Butt out, Feds. Your time will come to make billions off marijuana. Now is not that time.

 

Get local stories you won't find anywhere else right to your inbox.
Sign up here

Just Posted

Cumberland Brewery is looking to expand its patio space temporarily for the summer. Photo by Mike Chouinard
Cumberland Brewery looks for temporary patio expansion

Move would allow business to spread customers outside in summer months

School District 71’s final budget for this school year showed more revenue from distance learning students but less from traditional classroom registration. Record file photo
Comox Valley Schools’ budget grant almost $5.5 million higher than planned

Increase came from a boost in distributed learning rather traditional registration

A&W on Ryan Road confirmed a positive case of COVID-19 at their restaurant and temporarily shut its doors. Google Maps photo
Courtenay restaurant temporarily closed due to COVID-19 exposure

It’s the latest business in the Valley to be affected by the virus

The CSRHD board moved closer to passing a budget with a $4.4 million cut to the tax requisition.
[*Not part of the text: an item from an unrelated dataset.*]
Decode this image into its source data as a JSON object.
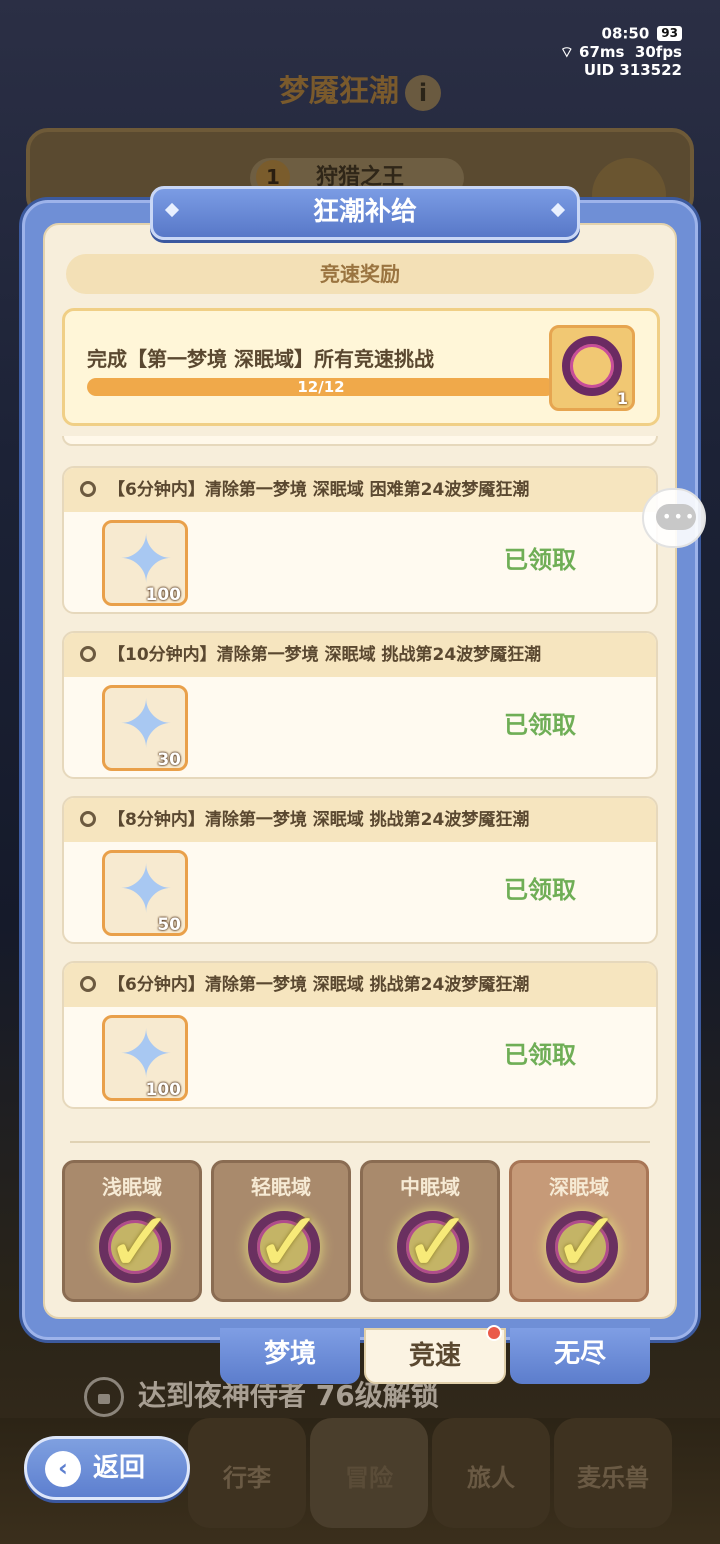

Photo by Mike Chouinard
Comox Strathcona hospital district moves on budget with tax cut

At $12.6 million, budget requisition represents drop of $4.4 million for current year

Courtenay councillor Will Cole-Hamilton, standing at right, sits on steering committees of two organizations that are tackling the problem of greenhouse gas emissions. File photo
Courtenay councillor leads campaign to reduce building-sector GHG emissions
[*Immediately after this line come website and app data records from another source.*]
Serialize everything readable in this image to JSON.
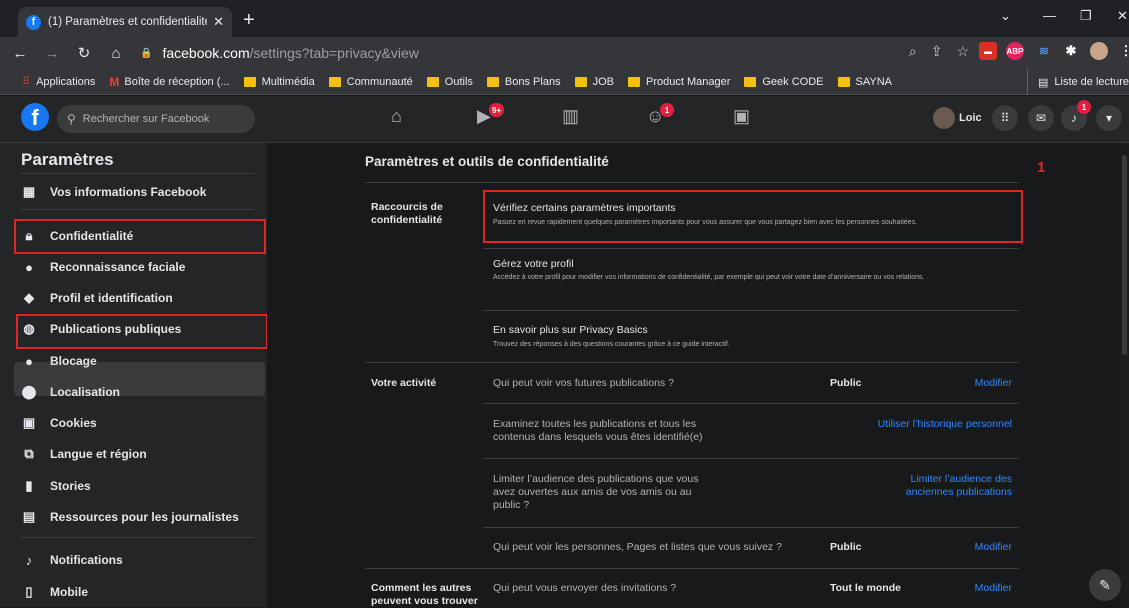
{
  "browser": {
    "tab_title": "(1) Paramètres et confidentialité |",
    "url_host": "facebook.com",
    "url_path": "/settings?tab=privacy&view",
    "bookmarks": [
      "Applications",
      "Boîte de réception (...",
      "Multimédia",
      "Communauté",
      "Outils",
      "Bons Plans",
      "JOB",
      "Product Manager",
      "Geek CODE",
      "SAYNA"
    ],
    "reading_list": "Liste de lecture",
    "ext_abp": "ABP"
  },
  "fb": {
    "search_placeholder": "Rechercher sur Facebook",
    "user_name": "Loic",
    "badge_watch": "9+",
    "badge_groups": "1",
    "badge_notif": "1"
  },
  "sidebar": {
    "title": "Paramètres",
    "items": [
      {
        "label": "Vos informations Facebook",
        "icon": "grid-icon"
      },
      {
        "label": "Confidentialité",
        "icon": "lock-icon"
      },
      {
        "label": "Reconnaissance faciale",
        "icon": "face-icon"
      },
      {
        "label": "Profil et identification",
        "icon": "tag-icon"
      },
      {
        "label": "Publications publiques",
        "icon": "globe-icon"
      },
      {
        "label": "Blocage",
        "icon": "block-user-icon"
      },
      {
        "label": "Localisation",
        "icon": "location-icon"
      },
      {
        "label": "Cookies",
        "icon": "cookie-icon"
      },
      {
        "label": "Langue et région",
        "icon": "language-icon"
      },
      {
        "label": "Stories",
        "icon": "stories-icon"
      },
      {
        "label": "Ressources pour les journalistes",
        "icon": "newspaper-icon"
      },
      {
        "label": "Notifications",
        "icon": "bell-icon"
      },
      {
        "label": "Mobile",
        "icon": "mobile-icon"
      }
    ]
  },
  "main": {
    "title": "Paramètres et outils de confidentialité",
    "annotation": "1",
    "shortcuts_label": "Raccourcis de confidentialité",
    "shortcuts": [
      {
        "title": "Vérifiez certains paramètres importants",
        "sub": "Passez en revue rapidement quelques paramètres importants pour vous assurer que vous partagez bien avec les personnes souhaitées."
      },
      {
        "title": "Gérez votre profil",
        "sub": "Accédez à votre profil pour modifier vos informations de confidentialité, par exemple qui peut voir votre date d’anniversaire ou vos relations."
      },
      {
        "title": "En savoir plus sur Privacy Basics",
        "sub": "Trouvez des réponses à des questions courantes grâce à ce guide interactif."
      }
    ],
    "activity_label": "Votre activité",
    "activity": [
      {
        "text": "Qui peut voir vos futures publications ?",
        "value": "Public",
        "link": "Modifier"
      },
      {
        "text": "Examinez toutes les publications et tous les contenus dans lesquels vous êtes identifié(e)",
        "value": "",
        "link": "Utiliser l’historique personnel"
      },
      {
        "text": "Limiter l’audience des publications que vous avez ouvertes aux amis de vos amis ou au public ?",
        "value": "",
        "link": "Limiter l’audience des anciennes publications"
      },
      {
        "text": "Qui peut voir les personnes, Pages et listes que vous suivez ?",
        "value": "Public",
        "link": "Modifier"
      }
    ],
    "find_label": "Comment les autres peuvent vous trouver",
    "find": [
      {
        "text": "Qui peut vous envoyer des invitations ?",
        "value": "Tout le monde",
        "link": "Modifier"
      }
    ]
  }
}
Courtenay councillor Will Cole-Hamilton wants local governments to carry a little more… Continue reading

Dr. Bonnie Henry leaves the podium after talking about the next steps in B.C.’s COVID-19 Immunization Plan during a press conference at Legislature in Victoria, B.C., on Friday, January 22, 2021. THE CANADIAN PRESS/Chad Hipolito
COVID: 589 new cases in B.C., and 7 new deaths
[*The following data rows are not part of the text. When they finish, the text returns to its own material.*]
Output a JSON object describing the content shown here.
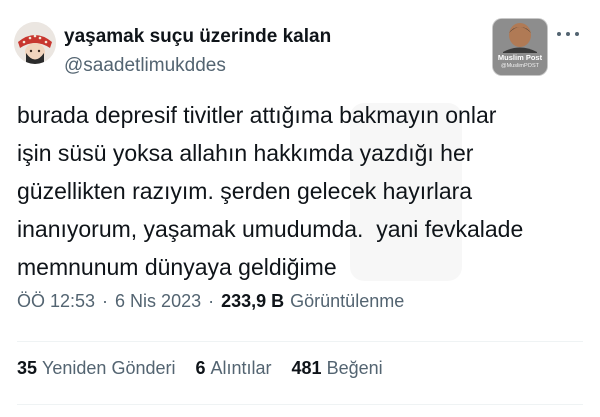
{
  "author": {
    "display_name": "yaşamak suçu üzerinde kalan",
    "handle": "@saadetlimukddes",
    "avatar_icon": "profile-photo-icon"
  },
  "watermark_badge": {
    "name": "Muslim Post",
    "handle": "@MuslimPOST"
  },
  "more_icon": "more-dots-icon",
  "tweet": {
    "lines": [
      "burada depresif tivitler attığıma bakmayın onlar",
      "işin süsü yoksa allahın hakkımda yazdığı her",
      "güzellikten razıyım. şerden gelecek hayırlara",
      "inanıyorum, yaşamak umudumda.  yani fevkalade",
      "memnunum dünyaya geldiğime"
    ]
  },
  "meta": {
    "time": "ÖÖ 12:53",
    "separator": "·",
    "date": "6 Nis 2023",
    "views_count": "233,9 B",
    "views_label": "Görüntülenme"
  },
  "stats": {
    "retweets_count": "35",
    "retweets_label": "Yeniden Gönderi",
    "quotes_count": "6",
    "quotes_label": "Alıntılar",
    "likes_count": "481",
    "likes_label": "Beğeni"
  },
  "colors": {
    "text_primary": "#0f1419",
    "text_secondary": "#536471",
    "divider": "#eff3f4"
  }
}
No new outbreaks being reported Feb. 26

Cannabis bought in British Columbia (Ashley Wadhwani/Black Press Media)
Is it time to start thinking about greener ways to package cannabis?

Packaging suppliers are still figuring eco-friendly and affordable packaging options that fit the mandates of Cannabis Regulations

Staff from the Marine Mammal Rescue Centre, passersby, RCMP and Nanaimo Fire Rescue carried a sick 300-kilogram steller sea lion up the steep bluff at Invermere Beach in north Nanaimo in an attempt to save the animal’s life Thursday. (Photo courtesy Marine Mammal Rescue Centre)
300-kilogram sea lion muscled up from B.C. beach in rescue attempt

Animal dies despite efforts of Nanaimo marine mammal rescue team, emergency personnel and bystanders

Gina Adams as she works on her latest piece titled ‘Undying Love’. (Submitted photo)
‘Toothless’ the kitty inspires B.C. wood carver to break out the chainsaw

Inspired by plight of a toothless cat, Gina Adams offers proceeds from her artwork to help animals

B.C. Finance Minister Selina Robinson presents bill to delay B.C.’s budget as late as April 30, and allow further spending before that, B.C. legislature, Dec. 8, 2020. (Hansard TV)
How big is B.C.’s COVID-19 deficit? We’ll find out April 20

More borrowing expected as pandemic enters second year

The first of 11 Dash 8 Q400 aircraft's have arrived in Abbotsford. Conair Group Inc. will soon transform them into firefighting airtankers. (Submitted)
Abbotsford’s Conair begins airtanker transformation

Aerial firefighting company creating Q400AT airtanker in advance of local forest fire season

The Canada Revenue Agency says there were 32 tax fraud convictions across the country between April 2019 and March 2020. (Pixabay)
Vancouver man sentenced to 29 months, fined $645K for tax evasion, forgery

Michael Sholz reportedly forged documents to support ineligible tax credits linked to homeownership

Then-Liberal leader Andrew Wilkinson looks on as MLA Shirley Bond answers questions during a press conference at Legislature in Victoria. (Chad Hipolito / THE CANADIAN PRESS)
B.C. Liberal party to choose next leader in February 2022

Candidates have until Nov. 30 to declare whether they are running

After nearly 10 months of investigations, Mounties have made an arrest in the tripping of an elderly woman in Burnaby this past April. (RCMP handout)
VIDEO: Mounties charge suspect for tripping elderly woman near Metrotown in April

32-year-old Hayun Song is accused of causing bodily harm to an 84-year-old using her walker

Most Read